Social responsibility is an ethical framework and suggests that an individual, has an obligation to act for the benefit of society at large.
Everyone is going to have to be both personally responsible and make informed decisions that are socially responsible in order to lower the transmission rate.
The Perfect Mask
The perfect mask provides a barrier to harmful contagions. It fits perfectly. It allows you to breathe easily. It doesn’t restrict your freedoms. It allows you to wear it without compromising your political beliefs, your strengths or your weaknesses. It doesn’t look like anything. It is invisible. You don’t even know you are wearing it and no one else does either. The perfect mask, in essence, is no mask.
The perfect mask does not exist.
In a perfect world we wouldn’t be dealing with a pandemic. We wouldn’t have to wear masks to keep ourselves and each other safe.
Whatever we think about masks, love them or hate them, we need to move past. The idea that us participating in mask-wearing somehow makes us weak or sacrifices our rights is a fallacy that hold-outs should have gotten past long ago.
Mask wearing needs to be reframed far from any political context. We should not get hung up on the supposed problem of “enforcement” – it needs to be presented as one of the cornerstone to the public health solution. It needs to be marketed with patriotism, with solidarity, and heroism.
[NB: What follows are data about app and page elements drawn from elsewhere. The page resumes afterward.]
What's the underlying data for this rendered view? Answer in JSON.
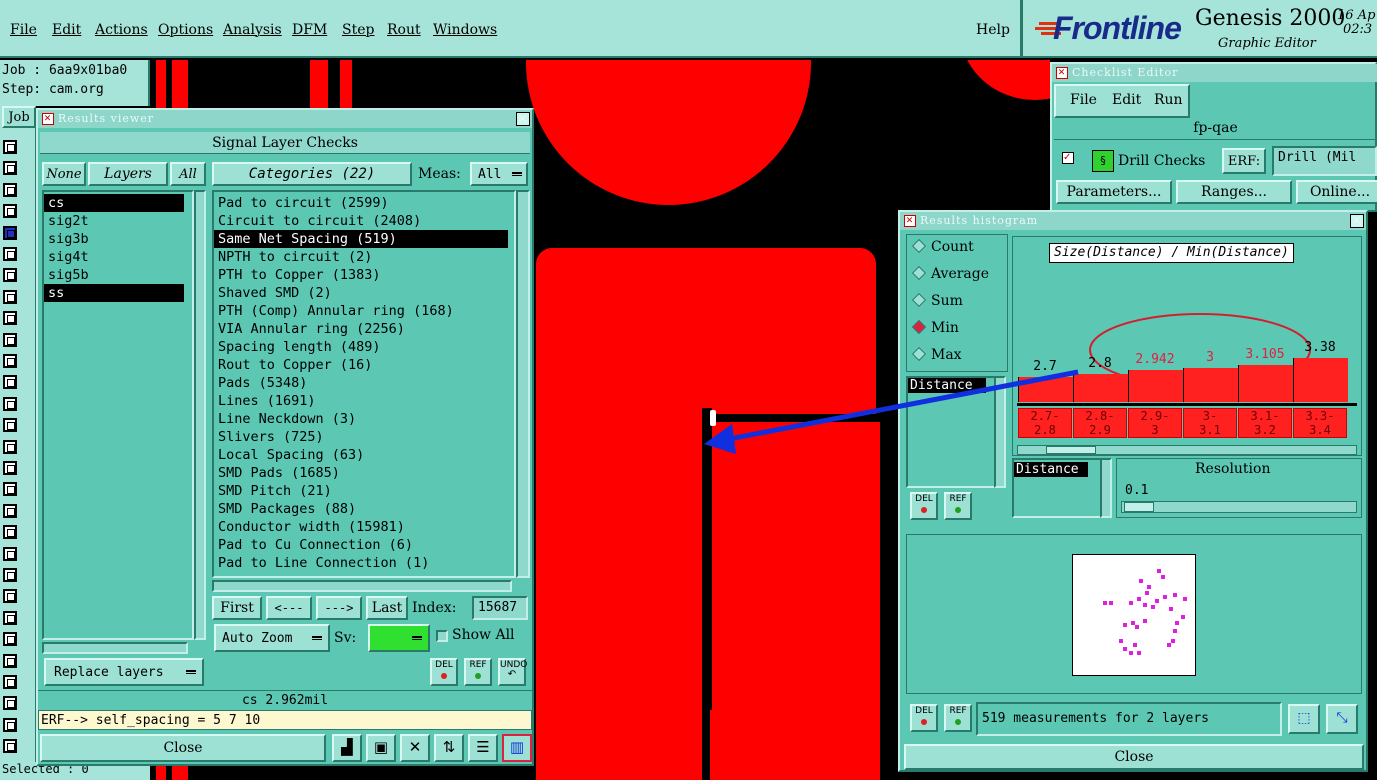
{
  "menubar": {
    "items": [
      "File",
      "Edit",
      "Actions",
      "Options",
      "Analysis",
      "DFM",
      "Step",
      "Rout",
      "Windows"
    ],
    "help": "Help"
  },
  "brand": {
    "logo": "Frontline",
    "product": "Genesis 2000",
    "subtitle": "Graphic Editor",
    "date": "16 Ap",
    "time": "02:3"
  },
  "job_info": {
    "job": "Job : 6aa9x01ba0",
    "step": "Step: cam.org",
    "job_btn": "Job",
    "selected": "Selected : 0"
  },
  "results_viewer": {
    "window_title": "Results viewer",
    "header": "Signal Layer Checks",
    "none_btn": "None",
    "layers_btn": "Layers",
    "all_btn": "All",
    "categories_btn": "Categories (22)",
    "meas_label": "Meas:",
    "meas_value": "All",
    "layers": [
      "cs",
      "sig2t",
      "sig3b",
      "sig4t",
      "sig5b",
      "ss"
    ],
    "categories": [
      "Pad to circuit (2599)",
      "Circuit to circuit (2408)",
      "Same Net Spacing (519)",
      "NPTH to circuit (2)",
      "PTH to Copper (1383)",
      "Shaved SMD (2)",
      "PTH (Comp) Annular ring (168)",
      "VIA Annular ring (2256)",
      "Spacing length (489)",
      "Rout to Copper (16)",
      "Pads (5348)",
      "Lines (1691)",
      "Line Neckdown (3)",
      "Slivers (725)",
      "Local Spacing (63)",
      "SMD Pads (1685)",
      "SMD Pitch (21)",
      "SMD Packages (88)",
      "Conductor width (15981)",
      "Pad to Cu Connection (6)",
      "Pad to Line Connection (1)"
    ],
    "first_btn": "First",
    "prev_btn": "<---",
    "next_btn": "--->",
    "last_btn": "Last",
    "index_label": "Index:",
    "index_value": "15687",
    "auto_zoom": "Auto Zoom",
    "sv_label": "Sv:",
    "show_all": "Show All",
    "replace_layers": "Replace layers",
    "del_label": "DEL",
    "ref_label": "REF",
    "undo_label": "UNDO",
    "status": "cs 2.962mil",
    "erf_line": "ERF--> self_spacing = 5 7 10",
    "close_btn": "Close"
  },
  "checklist_editor": {
    "window_title": "Checklist Editor",
    "menu": [
      "File",
      "Edit",
      "Run"
    ],
    "name": "fp-qae",
    "drill_checks": "Drill Checks",
    "erf_label": "ERF:",
    "erf_value": "Drill (Mil",
    "parameters_btn": "Parameters...",
    "ranges_btn": "Ranges...",
    "online_btn": "Online..."
  },
  "results_histogram": {
    "window_title": "Results histogram",
    "modes": [
      "Count",
      "Average",
      "Sum",
      "Min",
      "Max"
    ],
    "selected_mode": "Min",
    "title": "Size(Distance) / Min(Distance)",
    "distance_label": "Distance",
    "distance_label2": "Distance",
    "resolution_label": "Resolution",
    "resolution_value": "0.1",
    "del_label": "DEL",
    "ref_label": "REF",
    "measurements": "519 measurements for 2 layers",
    "close_btn": "Close"
  },
  "chart_data": {
    "type": "bar",
    "title": "Size(Distance) / Min(Distance)",
    "categories": [
      "2.7-2.8",
      "2.8-2.9",
      "2.9-3",
      "3-3.1",
      "3.1-3.2",
      "3.3-3.4"
    ],
    "values": [
      2.7,
      2.8,
      2.942,
      3,
      3.105,
      3.38
    ],
    "value_labels": [
      "2.7",
      "2.8",
      "2.942",
      "3",
      "3.105",
      "3.38"
    ],
    "bin_labels": [
      [
        "2.7-",
        "2.8"
      ],
      [
        "2.8-",
        "2.9"
      ],
      [
        "2.9-",
        "3"
      ],
      [
        "3-",
        "3.1"
      ],
      [
        "3.1-",
        "3.2"
      ],
      [
        "3.3-",
        "3.4"
      ]
    ],
    "highlighted": [
      false,
      false,
      true,
      true,
      true,
      false
    ]
  },
  "colors": {
    "panel": "#5cc8b4",
    "copper": "#ff0000",
    "arrow": "#1030e0",
    "highlight": "#e02040"
  }
}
By wearing a mask we are modeling the behaviors of those who have worn and required masks for years – health care providers, doctors, nurses, etc.
We have been faced with overwhelming challenges before – there is no reason we cannot come together, under the central banner of ending this pandemic, and do the necessary work to succeed. What is being asked is not impossible and is not unreasonable. We need to tune out the political noise, re-focus our efforts, and actually get through this together.